"In the day when the keepers of the house shall tremble, and the strong men shall bow themselves, and the grinders cease because they are few, and those that look out of the windows be darkened..."

(the grinders)
teeth
Identify this aging body part characterized by a metaphor (i.e., by a thing or/and activity) in these lines:

"In the day when the keepers of the house shall tremble, and the strong men shall bow themselves, and the grinders cease because they are few, and those that look out of the windows be darkened..."

(the windows)
eyes
Give an example of ritual purity (Jewish holiness) from this book: Esther
Mordecai refuses to worship Haman at the risk of his life, in favor of his Judaism.
Give an example of ritual purity (Jewish holiness) from this book: Daniel
Shadrach, Meshach and Abednego defy the imposed idolatry at the risk of their lives.
Give an example of Deuteronomic Providence from this book: Ruth
Ruth makes a covenant when with Naomi making "thy God my God" and promising to always be loyal. God repays Ruth for her loyalty - "hesed" - and goodness by giving her a child, of which, down the lineage, David is born.
Give an example of Deuteronomic Providence from this book: Jonah
The Ninevites put on sackcloth and fully repent their wickedness, and God favors them again; inferably God guided Jonah to threaten them knowing they would repent and regain his favor.
These words are spoken by a celestial being in the form of a "man" at the start of the final chapter. (Michael was considered the Jews' patron angel.) Explain the words:

At "that time" shall Michael stand up...
the apocalypse
These words are spoken by a celestial being in the form of a "man" at the start of the final chapter. (Michael was considered the Jews' patron angel.) Explain the words:
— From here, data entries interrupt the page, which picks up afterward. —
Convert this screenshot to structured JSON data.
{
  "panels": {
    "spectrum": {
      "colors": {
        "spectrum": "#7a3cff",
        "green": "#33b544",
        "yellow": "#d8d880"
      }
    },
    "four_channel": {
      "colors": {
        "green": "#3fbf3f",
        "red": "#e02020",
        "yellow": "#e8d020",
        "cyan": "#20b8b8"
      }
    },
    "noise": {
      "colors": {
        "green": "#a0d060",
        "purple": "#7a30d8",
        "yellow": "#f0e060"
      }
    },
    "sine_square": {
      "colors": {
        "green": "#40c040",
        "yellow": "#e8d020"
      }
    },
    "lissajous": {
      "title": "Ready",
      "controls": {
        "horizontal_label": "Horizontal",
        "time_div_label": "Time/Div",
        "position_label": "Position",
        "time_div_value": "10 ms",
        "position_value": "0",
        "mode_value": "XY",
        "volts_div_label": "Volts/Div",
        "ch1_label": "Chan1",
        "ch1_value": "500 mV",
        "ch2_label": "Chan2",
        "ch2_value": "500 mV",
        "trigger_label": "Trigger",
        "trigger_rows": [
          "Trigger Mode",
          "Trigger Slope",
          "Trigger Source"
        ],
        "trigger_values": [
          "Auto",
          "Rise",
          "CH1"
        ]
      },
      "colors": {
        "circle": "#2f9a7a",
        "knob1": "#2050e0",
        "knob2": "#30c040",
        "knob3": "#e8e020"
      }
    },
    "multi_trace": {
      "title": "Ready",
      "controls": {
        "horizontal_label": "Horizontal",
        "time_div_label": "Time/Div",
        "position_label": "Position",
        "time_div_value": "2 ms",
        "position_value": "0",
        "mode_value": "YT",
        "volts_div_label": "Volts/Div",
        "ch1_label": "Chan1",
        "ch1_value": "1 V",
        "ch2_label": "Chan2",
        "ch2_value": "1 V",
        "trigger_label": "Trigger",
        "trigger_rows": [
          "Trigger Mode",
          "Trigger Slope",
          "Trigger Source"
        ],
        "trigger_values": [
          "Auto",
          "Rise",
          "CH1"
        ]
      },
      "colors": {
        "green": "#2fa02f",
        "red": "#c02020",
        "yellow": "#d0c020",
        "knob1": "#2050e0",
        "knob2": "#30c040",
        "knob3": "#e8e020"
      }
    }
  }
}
...which standeth for "the children of thy people:" and there...
a future generation of Israelites
These words are spoken by a celestial being in the form of a "man" at the start of the final chapter. (Michael was considered the Jews' patron angel.) Explain the words:

...as never was "since there was a nation" even to that same time...
since the beginning of the nations
These words are spoken by a celestial being in the form of a "man" at the start of the final chapter. (Michael was considered the Jews' patron angel.) Explain the words:

every one that shall be found written in "the book"
a heavenly record book, the "Book of the Living," containing the names of the righteous
These words are spoken by a celestial being in the form of a "man" at the start of the final chapter. (Michael was considered the Jews' patron angel.) Explain the words:

...and there shall be "a time of trouble"...
period of greatest distress comes right before the apocalypse
These words are spoken by a celestial being in the form of a "man" at the start of the final chapter. (Michael was considered the Jews' patron angel.) Explain the words:

And many of them that sleep in the dust of the earth "shall awake, some to everlasting life,..."
a statement of ressurection
These words are spoken by a celestial being in the form of a "man" at the start of the final chapter. (Michael was considered the Jews' patron angel.) Explain the words:

But thou, O Daniel, "shut up the words, and seal the book,..."
Daniel needs to keep them secret
These words are spoken by a celestial being in the form of a "man" at the start of the final chapter. (Michael was considered the Jews' patron angel.) Explain the words:

...even to "the time of the end:"
the apocalypse
These words are spoken by a celestial being in the form of a "man" at the start of the final chapter. (Michael was considered the Jews' patron angel.) Explain the words:

many shall run to and fro, and "knowledge shall be increased."
people will try to gain the knowledge Daniel has.